The records below are to be duplicated exactly as they appear.

*** DATA FOR PROCESSING ***

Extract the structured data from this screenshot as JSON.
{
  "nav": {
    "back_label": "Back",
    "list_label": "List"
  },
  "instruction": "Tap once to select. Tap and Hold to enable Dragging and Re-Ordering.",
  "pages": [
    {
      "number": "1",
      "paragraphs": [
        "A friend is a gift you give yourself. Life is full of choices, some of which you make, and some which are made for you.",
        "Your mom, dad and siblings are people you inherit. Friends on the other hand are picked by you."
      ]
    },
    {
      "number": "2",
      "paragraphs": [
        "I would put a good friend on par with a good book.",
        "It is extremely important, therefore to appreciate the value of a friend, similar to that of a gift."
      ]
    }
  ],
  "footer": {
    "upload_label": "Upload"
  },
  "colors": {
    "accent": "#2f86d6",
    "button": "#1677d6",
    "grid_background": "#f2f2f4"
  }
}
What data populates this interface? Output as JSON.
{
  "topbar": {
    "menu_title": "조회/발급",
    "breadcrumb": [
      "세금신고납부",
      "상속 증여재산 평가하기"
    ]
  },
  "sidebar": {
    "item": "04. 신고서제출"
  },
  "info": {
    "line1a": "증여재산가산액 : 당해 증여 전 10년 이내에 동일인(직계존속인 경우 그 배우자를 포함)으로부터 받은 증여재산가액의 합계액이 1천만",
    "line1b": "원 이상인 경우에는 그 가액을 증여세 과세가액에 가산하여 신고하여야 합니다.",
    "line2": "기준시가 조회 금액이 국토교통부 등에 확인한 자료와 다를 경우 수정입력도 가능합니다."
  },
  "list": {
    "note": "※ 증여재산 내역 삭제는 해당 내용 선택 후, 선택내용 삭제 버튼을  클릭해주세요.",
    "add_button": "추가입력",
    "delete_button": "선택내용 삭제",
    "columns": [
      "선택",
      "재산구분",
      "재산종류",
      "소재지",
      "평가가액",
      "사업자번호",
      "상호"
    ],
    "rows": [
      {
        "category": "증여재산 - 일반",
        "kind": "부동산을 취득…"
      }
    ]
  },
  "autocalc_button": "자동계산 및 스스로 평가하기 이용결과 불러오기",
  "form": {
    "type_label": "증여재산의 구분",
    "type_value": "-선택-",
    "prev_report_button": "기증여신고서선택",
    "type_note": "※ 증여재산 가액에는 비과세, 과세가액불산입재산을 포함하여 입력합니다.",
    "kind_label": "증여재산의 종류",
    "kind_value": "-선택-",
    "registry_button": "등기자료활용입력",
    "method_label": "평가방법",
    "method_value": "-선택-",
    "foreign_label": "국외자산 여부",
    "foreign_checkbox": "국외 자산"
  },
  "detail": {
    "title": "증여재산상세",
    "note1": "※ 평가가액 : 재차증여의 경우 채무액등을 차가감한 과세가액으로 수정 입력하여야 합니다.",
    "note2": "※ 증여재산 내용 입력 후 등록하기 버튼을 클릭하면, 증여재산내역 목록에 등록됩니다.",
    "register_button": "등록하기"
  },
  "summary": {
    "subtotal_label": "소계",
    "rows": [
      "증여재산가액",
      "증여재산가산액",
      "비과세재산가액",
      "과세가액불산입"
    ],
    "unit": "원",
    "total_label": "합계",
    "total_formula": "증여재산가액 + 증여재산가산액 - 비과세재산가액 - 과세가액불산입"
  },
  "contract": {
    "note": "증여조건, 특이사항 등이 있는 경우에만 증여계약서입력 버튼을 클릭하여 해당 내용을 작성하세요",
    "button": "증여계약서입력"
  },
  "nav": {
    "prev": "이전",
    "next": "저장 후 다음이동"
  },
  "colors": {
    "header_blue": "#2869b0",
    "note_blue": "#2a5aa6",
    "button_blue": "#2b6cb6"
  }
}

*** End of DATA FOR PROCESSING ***

• [YOUR RESPONSE]:
Extract the structured data from this screenshot as JSON.
{
  "nav": {
    "back_label": "Back",
    "list_label": "List"
  },
  "instruction": "Tap once to select. Tap and Hold to enable Dragging and Re-Ordering.",
  "pages": [
    {
      "number": "1",
      "paragraphs": [
        "A friend is a gift you give yourself. Life is full of choices, some of which you make, and some which are made for you.",
        "Your mom, dad and siblings are people you inherit. Friends on the other hand are picked by you."
      ]
    },
    {
      "number": "2",
      "paragraphs": [
        "I would put a good friend on par with a good book.",
        "It is extremely important, therefore to appreciate the value of a friend, similar to that of a gift."
      ]
    }
  ],
  "footer": {
    "upload_label": "Upload"
  },
  "colors": {
    "accent": "#2f86d6",
    "button": "#1677d6",
    "grid_background": "#f2f2f4"
  }
}
What data populates this interface? Output as JSON.
{
  "topbar": {
    "menu_title": "조회/발급",
    "breadcrumb": [
      "세금신고납부",
      "상속 증여재산 평가하기"
    ]
  },
  "sidebar": {
    "item": "04. 신고서제출"
  },
  "info": {
    "line1a": "증여재산가산액 : 당해 증여 전 10년 이내에 동일인(직계존속인 경우 그 배우자를 포함)으로부터 받은 증여재산가액의 합계액이 1천만",
    "line1b": "원 이상인 경우에는 그 가액을 증여세 과세가액에 가산하여 신고하여야 합니다.",
    "line2": "기준시가 조회 금액이 국토교통부 등에 확인한 자료와 다를 경우 수정입력도 가능합니다."
  },
  "list": {
    "note": "※ 증여재산 내역 삭제는 해당 내용 선택 후, 선택내용 삭제 버튼을  클릭해주세요.",
    "add_button": "추가입력",
    "delete_button": "선택내용 삭제",
    "columns": [
      "선택",
      "재산구분",
      "재산종류",
      "소재지",
      "평가가액",
      "사업자번호",
      "상호"
    ],
    "rows": [
      {
        "category": "증여재산 - 일반",
        "kind": "부동산을 취득…"
      }
    ]
  },
  "autocalc_button": "자동계산 및 스스로 평가하기 이용결과 불러오기",
  "form": {
    "type_label": "증여재산의 구분",
    "type_value": "-선택-",
    "prev_report_button": "기증여신고서선택",
    "type_note": "※ 증여재산 가액에는 비과세, 과세가액불산입재산을 포함하여 입력합니다.",
    "kind_label": "증여재산의 종류",
    "kind_value": "-선택-",
    "registry_button": "등기자료활용입력",
    "method_label": "평가방법",
    "method_value": "-선택-",
    "foreign_label": "국외자산 여부",
    "foreign_checkbox": "국외 자산"
  },
  "detail": {
    "title": "증여재산상세",
    "note1": "※ 평가가액 : 재차증여의 경우 채무액등을 차가감한 과세가액으로 수정 입력하여야 합니다.",
    "note2": "※ 증여재산 내용 입력 후 등록하기 버튼을 클릭하면, 증여재산내역 목록에 등록됩니다.",
    "register_button": "등록하기"
  },
  "summary": {
    "subtotal_label": "소계",
    "rows": [
      "증여재산가액",
      "증여재산가산액",
      "비과세재산가액",
      "과세가액불산입"
    ],
    "unit": "원",
    "total_label": "합계",
    "total_formula": "증여재산가액 + 증여재산가산액 - 비과세재산가액 - 과세가액불산입"
  },
  "contract": {
    "note": "증여조건, 특이사항 등이 있는 경우에만 증여계약서입력 버튼을 클릭하여 해당 내용을 작성하세요",
    "button": "증여계약서입력"
  },
  "nav": {
    "prev": "이전",
    "next": "저장 후 다음이동"
  },
  "colors": {
    "header_blue": "#2869b0",
    "note_blue": "#2a5aa6",
    "button_blue": "#2b6cb6"
  }
}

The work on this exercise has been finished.